Immersion Travel: Volunteer on the Appalachian Trail

By Sheryl Kayne

appalachian trailIf you’re anything like me, you love to travel. But to people like us, and to single women all over the world, traveling means more than visiting the hot spots. We like to meet the people, get to know the history of the place we are visiting, and enjoy where we go like a local rather than a tourist. That’s what immersion and volunteer travel are all about – connecting with the people, community, culture, habits and traditions of each place you visit.

Volunteer travel is the best of everything, and can rejuvenate a single woman’s soul. Volunteer travel is a combination of visiting new places, getting involved and giving back. Many of the trips are fee-free, like this absolutely amazing volunteer vacation to the Appalachian Travel. Join in and be part of a working trail crew for a week or more with the Appalachian Trail Conservancy, where you will help build and protect the Appalachian National Scenic Trail, a marked hiking trail from Maine to Georgia, stretching 2,175 miles through 14 eastern states.

Projects vary and may include trail relocation and rehabilitation, rock work, maintenance, and bridge and shelter construction. Volunteers must be 18 years or older—no experience is necessary. The great part about a group activity like this is that if you are single, there’s no single housing charge. You simply join the group and make new like-minded friends.

The Appalachian Trail Conservancy is a private non-profit organization, tax-exempt since 1950. Program options include the Konnarock Crew, which covers the Appalachian Trail (A.T.) from Rockfish Gap, Virginia, to Springer Mountain, Georgia; the Maine Trail Crew, with projects along 280 miles of scenic woods; the Vermont Long Trail Patrol, which does heavy construction projects on the co-aligned Appalachian and Long Trails; the Mid-Atlantic Crew, which works on the trail from Virginia to the New York/Connecticut line; and the Rocky Top Crew, which works on the portion of the A.T. that passes through the Great Smokey Mountains National Park. It’s quite empowering to contribute to a publicly owned, historically significant land, and it is quite important to know your own comfort zone.

Call and ask questions before signing up. Each trip is specific about the skill level needed and type of work that will be done. If you are not up to “heavy construction,” then stick to the Vermont Long Trail Patrol. Personally, I’m up to light trail work, planting, and clean-up for about four hours a day. That’s my limit and there are plenty of crews that I can help out on.

Ask questions:

  • What are the working conditions like?
  • What could the temperatures be?
  • How long is the work day?
  • How much down time is there and what is there to do? Depending upon where you volunteer, there might be kayaking, canoeing, swimming, singing around the bonfire, and other interesting places to visit.

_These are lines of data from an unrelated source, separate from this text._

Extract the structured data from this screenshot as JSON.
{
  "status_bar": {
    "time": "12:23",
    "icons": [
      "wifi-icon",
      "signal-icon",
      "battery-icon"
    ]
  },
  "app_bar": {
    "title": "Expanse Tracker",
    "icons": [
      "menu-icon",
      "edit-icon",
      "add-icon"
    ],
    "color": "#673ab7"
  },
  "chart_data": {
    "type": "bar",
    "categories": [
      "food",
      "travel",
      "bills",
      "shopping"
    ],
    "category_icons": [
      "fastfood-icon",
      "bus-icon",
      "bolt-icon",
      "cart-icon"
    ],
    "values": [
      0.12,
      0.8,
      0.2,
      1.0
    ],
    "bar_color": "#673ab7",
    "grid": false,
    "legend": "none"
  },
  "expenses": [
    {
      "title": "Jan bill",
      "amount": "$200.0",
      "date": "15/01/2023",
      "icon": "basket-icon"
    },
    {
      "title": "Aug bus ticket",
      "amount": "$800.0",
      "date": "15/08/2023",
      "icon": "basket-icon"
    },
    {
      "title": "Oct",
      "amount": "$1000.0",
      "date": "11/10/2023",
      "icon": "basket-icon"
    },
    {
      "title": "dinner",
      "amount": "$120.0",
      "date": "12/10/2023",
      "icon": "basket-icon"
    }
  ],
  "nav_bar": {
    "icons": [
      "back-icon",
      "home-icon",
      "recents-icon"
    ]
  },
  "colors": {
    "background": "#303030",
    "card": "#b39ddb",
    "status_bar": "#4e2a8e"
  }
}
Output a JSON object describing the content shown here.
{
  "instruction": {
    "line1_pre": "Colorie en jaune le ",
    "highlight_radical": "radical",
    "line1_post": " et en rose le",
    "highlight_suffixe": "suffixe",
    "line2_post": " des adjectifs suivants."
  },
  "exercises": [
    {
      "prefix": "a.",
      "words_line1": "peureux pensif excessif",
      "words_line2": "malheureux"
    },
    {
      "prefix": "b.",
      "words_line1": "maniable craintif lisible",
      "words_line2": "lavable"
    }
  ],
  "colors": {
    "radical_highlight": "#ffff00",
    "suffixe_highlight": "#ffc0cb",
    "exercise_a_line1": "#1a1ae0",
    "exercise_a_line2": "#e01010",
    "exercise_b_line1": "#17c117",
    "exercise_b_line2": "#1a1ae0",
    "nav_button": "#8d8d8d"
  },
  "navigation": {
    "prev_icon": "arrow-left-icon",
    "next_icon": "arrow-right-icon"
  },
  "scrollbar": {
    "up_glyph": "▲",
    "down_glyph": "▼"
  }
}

The housing differs according to location and campsite accessibility. Cooks and meals are often provided. A complete list of what to bring and what will be provided will be sent to you following registration. The views are amazing, the wildlife is awesome, and the people you meet will be fascinating and could become friends forever.

And if you’re in the market for a family trail work weekend, with children over age six, the Appalachian Mountain Club (;; no fees but a $6 contribution for some meals) sponsors a fun weekend with activities and housing at The Mohican Outdoor Center (MOC) in the Delaware Water Gap National Recreation Area in Blairstown, New Jersey, every second Saturday and Sunday from April to November. You’ll find more information on a variety of trips for teens, singles, seniors, and families at

Happy Trails.

Check out Sheryl’s website and her new book VOLUNTEER VACATIONS ACROSS AMERICA (Countryman Press, 2009). Send her a note to to receive free, personalized autographed stickers for any of her books that you purchase.


More Immersion Traveler articles:
Immersion Traveler: Leave No Trace Behind
Immersion Travel: Learn How to Mush
Become an Immersion Traveler